[Data extracted from a collection]
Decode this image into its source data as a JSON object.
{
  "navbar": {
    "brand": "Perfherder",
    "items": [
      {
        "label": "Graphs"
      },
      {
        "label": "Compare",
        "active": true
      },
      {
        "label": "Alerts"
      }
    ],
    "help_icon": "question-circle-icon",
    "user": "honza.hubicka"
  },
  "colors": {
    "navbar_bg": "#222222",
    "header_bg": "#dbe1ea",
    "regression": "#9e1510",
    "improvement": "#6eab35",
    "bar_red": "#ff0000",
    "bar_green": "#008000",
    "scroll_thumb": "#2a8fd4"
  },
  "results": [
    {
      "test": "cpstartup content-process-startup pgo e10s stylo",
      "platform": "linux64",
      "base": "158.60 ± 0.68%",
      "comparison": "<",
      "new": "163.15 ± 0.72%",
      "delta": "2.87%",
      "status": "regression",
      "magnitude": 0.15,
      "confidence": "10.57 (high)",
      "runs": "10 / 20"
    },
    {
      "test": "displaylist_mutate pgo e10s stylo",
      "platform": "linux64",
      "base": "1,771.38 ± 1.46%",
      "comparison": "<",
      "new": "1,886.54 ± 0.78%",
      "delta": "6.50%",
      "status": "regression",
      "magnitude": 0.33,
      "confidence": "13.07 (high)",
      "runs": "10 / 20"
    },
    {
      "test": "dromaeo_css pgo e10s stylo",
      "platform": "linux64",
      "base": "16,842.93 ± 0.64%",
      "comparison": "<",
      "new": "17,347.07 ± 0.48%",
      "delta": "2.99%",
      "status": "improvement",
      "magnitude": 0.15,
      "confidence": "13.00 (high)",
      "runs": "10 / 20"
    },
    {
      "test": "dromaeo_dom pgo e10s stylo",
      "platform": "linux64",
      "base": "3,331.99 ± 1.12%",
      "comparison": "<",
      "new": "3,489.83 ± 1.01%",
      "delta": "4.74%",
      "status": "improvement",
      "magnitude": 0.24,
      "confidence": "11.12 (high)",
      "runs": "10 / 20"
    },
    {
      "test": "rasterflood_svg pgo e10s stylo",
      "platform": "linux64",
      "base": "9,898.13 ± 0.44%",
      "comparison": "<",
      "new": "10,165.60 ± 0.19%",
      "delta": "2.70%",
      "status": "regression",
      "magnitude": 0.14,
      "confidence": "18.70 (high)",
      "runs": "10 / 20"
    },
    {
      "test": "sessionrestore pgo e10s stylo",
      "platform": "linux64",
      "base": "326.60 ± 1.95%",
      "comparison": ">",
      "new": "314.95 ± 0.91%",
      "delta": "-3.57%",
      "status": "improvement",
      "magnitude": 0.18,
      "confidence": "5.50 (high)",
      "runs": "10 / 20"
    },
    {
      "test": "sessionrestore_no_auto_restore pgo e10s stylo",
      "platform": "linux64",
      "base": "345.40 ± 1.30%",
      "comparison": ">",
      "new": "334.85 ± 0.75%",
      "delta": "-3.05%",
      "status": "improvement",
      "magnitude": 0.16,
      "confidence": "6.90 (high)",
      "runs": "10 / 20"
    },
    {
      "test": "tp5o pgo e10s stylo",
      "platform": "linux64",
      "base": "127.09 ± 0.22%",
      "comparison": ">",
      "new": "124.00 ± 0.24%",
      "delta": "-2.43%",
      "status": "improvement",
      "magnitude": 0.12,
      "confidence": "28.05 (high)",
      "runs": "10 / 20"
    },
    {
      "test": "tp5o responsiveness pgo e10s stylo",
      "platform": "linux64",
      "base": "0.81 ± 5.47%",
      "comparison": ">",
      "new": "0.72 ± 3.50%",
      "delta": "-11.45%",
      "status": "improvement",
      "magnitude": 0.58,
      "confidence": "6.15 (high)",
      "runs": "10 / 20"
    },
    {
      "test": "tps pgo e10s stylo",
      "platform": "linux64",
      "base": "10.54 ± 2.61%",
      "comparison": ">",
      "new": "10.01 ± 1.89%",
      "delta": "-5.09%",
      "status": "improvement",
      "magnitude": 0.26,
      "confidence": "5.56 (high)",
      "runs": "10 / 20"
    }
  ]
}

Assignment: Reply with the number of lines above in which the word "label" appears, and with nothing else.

Task answer: 3